━━━━━ Provided data
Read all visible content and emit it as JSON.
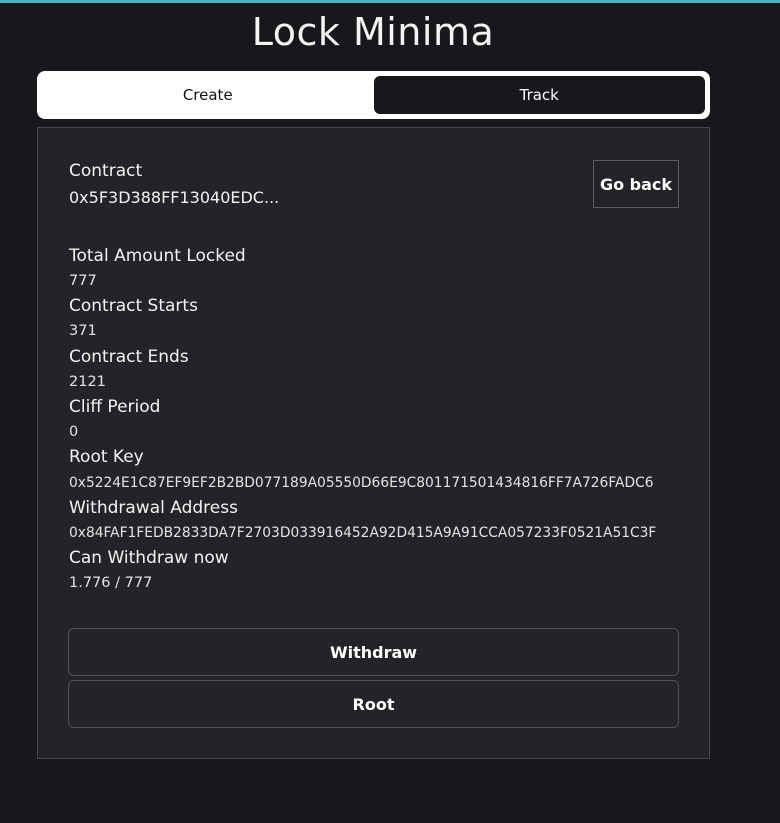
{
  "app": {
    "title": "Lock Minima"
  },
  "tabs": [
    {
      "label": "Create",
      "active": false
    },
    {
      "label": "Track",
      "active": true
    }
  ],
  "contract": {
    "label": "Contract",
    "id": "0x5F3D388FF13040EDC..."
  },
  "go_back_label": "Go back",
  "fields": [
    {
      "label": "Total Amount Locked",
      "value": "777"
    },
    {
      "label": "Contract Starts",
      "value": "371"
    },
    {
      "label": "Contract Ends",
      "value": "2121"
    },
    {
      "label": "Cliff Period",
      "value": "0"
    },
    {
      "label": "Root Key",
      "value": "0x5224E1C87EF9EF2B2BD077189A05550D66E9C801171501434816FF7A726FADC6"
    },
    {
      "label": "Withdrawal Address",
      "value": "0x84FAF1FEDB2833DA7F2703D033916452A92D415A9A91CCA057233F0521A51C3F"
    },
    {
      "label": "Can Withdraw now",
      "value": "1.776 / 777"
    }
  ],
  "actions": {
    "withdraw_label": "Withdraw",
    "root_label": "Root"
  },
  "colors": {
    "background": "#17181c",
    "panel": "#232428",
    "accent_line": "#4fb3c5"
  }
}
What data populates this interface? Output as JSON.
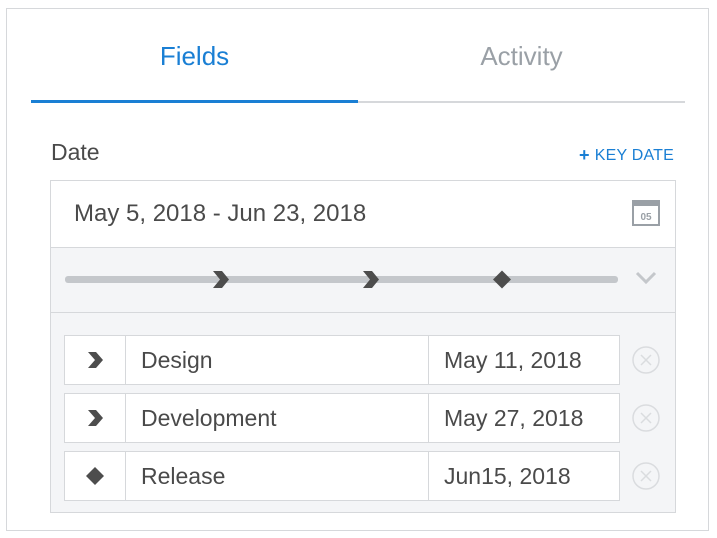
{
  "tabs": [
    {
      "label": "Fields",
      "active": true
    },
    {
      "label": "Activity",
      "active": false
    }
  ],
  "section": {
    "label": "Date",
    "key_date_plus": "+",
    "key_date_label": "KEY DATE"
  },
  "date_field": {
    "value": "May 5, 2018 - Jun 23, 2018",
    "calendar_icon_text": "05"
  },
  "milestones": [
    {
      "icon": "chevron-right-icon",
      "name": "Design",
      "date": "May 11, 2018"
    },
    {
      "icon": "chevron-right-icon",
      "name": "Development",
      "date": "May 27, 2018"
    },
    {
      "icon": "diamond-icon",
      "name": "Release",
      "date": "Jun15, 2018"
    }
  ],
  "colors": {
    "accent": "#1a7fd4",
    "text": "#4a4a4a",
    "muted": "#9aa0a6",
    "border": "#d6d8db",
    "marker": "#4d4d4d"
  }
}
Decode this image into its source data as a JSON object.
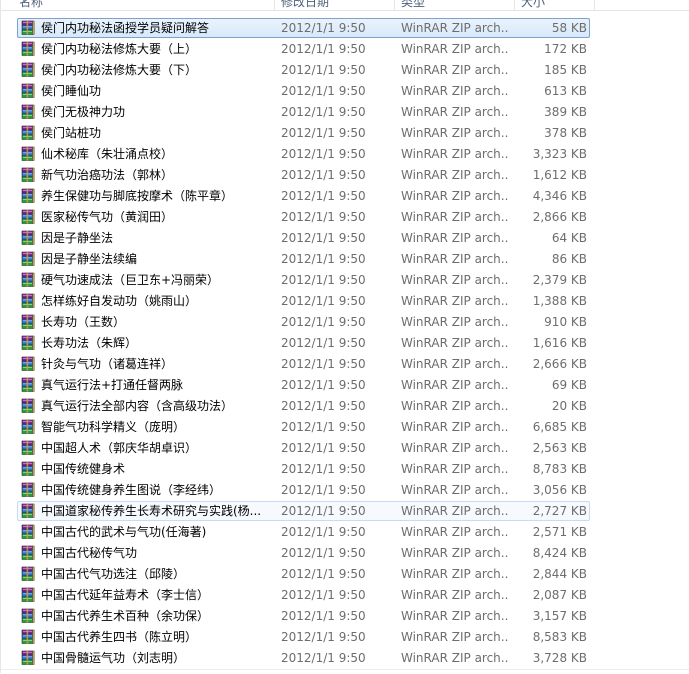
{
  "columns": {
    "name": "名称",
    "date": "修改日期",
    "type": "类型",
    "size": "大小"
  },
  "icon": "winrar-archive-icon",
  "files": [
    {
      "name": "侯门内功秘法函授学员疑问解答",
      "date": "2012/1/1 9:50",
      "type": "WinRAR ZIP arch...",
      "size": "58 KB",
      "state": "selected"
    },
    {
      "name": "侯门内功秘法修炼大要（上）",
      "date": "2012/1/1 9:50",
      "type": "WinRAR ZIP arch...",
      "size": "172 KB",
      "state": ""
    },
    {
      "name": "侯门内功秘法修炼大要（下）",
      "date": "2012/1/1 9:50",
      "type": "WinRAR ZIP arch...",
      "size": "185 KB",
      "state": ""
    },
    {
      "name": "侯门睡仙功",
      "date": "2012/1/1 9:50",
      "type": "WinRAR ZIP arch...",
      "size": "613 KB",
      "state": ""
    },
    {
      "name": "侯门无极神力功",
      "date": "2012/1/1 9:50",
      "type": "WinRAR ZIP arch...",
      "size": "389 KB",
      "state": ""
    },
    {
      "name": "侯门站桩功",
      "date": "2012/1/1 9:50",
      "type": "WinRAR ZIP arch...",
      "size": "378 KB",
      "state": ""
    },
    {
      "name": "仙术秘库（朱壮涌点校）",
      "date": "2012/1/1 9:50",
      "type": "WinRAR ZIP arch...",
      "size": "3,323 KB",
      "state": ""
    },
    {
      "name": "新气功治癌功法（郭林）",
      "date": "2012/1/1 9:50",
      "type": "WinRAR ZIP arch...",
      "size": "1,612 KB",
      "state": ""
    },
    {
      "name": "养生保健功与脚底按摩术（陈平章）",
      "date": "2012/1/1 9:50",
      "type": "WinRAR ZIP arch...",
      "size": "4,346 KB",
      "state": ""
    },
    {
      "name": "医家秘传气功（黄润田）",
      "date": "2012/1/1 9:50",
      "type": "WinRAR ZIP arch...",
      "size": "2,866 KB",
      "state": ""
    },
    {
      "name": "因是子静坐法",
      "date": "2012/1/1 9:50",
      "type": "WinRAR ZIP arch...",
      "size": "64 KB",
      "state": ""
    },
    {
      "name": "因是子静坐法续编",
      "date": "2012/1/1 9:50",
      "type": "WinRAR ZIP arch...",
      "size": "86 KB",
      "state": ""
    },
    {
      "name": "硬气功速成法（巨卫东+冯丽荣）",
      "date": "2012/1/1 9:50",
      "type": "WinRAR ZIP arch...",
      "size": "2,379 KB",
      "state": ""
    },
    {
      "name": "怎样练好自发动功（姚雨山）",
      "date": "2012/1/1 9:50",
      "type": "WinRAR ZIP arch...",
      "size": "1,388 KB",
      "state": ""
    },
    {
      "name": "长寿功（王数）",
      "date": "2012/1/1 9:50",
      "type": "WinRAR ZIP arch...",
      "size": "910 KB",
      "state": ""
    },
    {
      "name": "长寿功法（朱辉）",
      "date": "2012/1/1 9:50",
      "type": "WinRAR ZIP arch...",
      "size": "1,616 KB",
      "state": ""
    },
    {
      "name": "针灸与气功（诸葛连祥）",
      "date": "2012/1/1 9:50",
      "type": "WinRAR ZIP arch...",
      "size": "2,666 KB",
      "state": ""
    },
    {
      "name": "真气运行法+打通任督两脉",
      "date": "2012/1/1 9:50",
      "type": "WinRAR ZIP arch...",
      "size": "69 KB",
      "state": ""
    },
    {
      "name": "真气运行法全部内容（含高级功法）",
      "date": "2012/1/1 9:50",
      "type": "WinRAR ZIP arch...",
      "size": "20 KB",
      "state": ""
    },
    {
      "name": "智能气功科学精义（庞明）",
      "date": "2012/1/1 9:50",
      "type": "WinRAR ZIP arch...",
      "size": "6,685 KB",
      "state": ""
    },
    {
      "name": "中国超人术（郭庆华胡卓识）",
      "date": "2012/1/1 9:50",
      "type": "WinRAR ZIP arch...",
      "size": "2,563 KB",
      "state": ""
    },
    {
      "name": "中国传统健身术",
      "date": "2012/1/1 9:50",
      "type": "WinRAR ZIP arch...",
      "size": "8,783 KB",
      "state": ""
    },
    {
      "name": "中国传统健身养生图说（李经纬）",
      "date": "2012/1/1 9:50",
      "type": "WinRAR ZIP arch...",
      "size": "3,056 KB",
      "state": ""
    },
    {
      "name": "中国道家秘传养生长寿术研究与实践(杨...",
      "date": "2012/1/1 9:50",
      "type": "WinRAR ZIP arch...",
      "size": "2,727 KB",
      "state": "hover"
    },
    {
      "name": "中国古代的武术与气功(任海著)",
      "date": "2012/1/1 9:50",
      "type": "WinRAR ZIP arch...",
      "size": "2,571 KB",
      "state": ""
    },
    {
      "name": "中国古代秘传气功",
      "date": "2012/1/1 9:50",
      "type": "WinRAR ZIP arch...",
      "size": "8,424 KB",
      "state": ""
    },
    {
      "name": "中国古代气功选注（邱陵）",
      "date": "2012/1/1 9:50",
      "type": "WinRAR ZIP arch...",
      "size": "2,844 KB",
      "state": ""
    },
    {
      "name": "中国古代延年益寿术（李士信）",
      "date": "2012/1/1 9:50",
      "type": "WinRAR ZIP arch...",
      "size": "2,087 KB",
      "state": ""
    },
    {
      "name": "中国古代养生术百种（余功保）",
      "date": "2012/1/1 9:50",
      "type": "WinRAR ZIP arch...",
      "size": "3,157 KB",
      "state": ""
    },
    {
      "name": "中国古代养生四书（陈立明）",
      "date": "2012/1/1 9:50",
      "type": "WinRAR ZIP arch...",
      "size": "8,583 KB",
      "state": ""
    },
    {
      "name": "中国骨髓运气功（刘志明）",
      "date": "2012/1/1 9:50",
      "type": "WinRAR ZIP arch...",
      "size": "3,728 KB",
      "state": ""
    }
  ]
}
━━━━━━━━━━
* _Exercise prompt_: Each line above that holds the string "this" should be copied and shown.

* _Your solution_:
What data populates this interface? Output as JSON.
Decode this image into its source data as a JSON object.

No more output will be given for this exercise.